• _YOUR TASK_
Reproduce the data below word for word.

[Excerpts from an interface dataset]
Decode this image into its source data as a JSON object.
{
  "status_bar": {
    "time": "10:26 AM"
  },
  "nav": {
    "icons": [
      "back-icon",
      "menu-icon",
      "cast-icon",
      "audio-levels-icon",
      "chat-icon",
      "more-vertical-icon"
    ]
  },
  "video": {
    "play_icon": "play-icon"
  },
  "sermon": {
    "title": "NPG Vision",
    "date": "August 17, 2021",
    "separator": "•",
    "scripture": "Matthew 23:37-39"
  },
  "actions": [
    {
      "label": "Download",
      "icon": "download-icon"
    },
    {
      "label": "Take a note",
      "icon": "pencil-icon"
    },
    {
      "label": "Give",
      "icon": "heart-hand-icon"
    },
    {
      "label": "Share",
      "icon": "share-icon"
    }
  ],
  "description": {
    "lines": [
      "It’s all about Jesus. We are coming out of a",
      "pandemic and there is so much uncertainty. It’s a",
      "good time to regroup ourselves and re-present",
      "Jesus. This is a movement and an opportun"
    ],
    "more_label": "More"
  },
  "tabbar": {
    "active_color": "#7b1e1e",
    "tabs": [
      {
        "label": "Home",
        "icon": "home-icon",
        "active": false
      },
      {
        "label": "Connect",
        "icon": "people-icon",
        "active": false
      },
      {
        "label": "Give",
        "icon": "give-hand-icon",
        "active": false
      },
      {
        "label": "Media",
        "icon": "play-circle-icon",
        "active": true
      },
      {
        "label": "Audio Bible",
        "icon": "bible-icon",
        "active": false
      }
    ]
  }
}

• _TASK RESPONSE_
Decode this image into its source data as a JSON object.
{
  "status_bar": {
    "time": "10:26 AM"
  },
  "nav": {
    "icons": [
      "back-icon",
      "menu-icon",
      "cast-icon",
      "audio-levels-icon",
      "chat-icon",
      "more-vertical-icon"
    ]
  },
  "video": {
    "play_icon": "play-icon"
  },
  "sermon": {
    "title": "NPG Vision",
    "date": "August 17, 2021",
    "separator": "•",
    "scripture": "Matthew 23:37-39"
  },
  "actions": [
    {
      "label": "Download",
      "icon": "download-icon"
    },
    {
      "label": "Take a note",
      "icon": "pencil-icon"
    },
    {
      "label": "Give",
      "icon": "heart-hand-icon"
    },
    {
      "label": "Share",
      "icon": "share-icon"
    }
  ],
  "description": {
    "lines": [
      "It’s all about Jesus. We are coming out of a",
      "pandemic and there is so much uncertainty. It’s a",
      "good time to regroup ourselves and re-present",
      "Jesus. This is a movement and an opportun"
    ],
    "more_label": "More"
  },
  "tabbar": {
    "active_color": "#7b1e1e",
    "tabs": [
      {
        "label": "Home",
        "icon": "home-icon",
        "active": false
      },
      {
        "label": "Connect",
        "icon": "people-icon",
        "active": false
      },
      {
        "label": "Give",
        "icon": "give-hand-icon",
        "active": false
      },
      {
        "label": "Media",
        "icon": "play-circle-icon",
        "active": true
      },
      {
        "label": "Audio Bible",
        "icon": "bible-icon",
        "active": false
      }
    ]
  }
}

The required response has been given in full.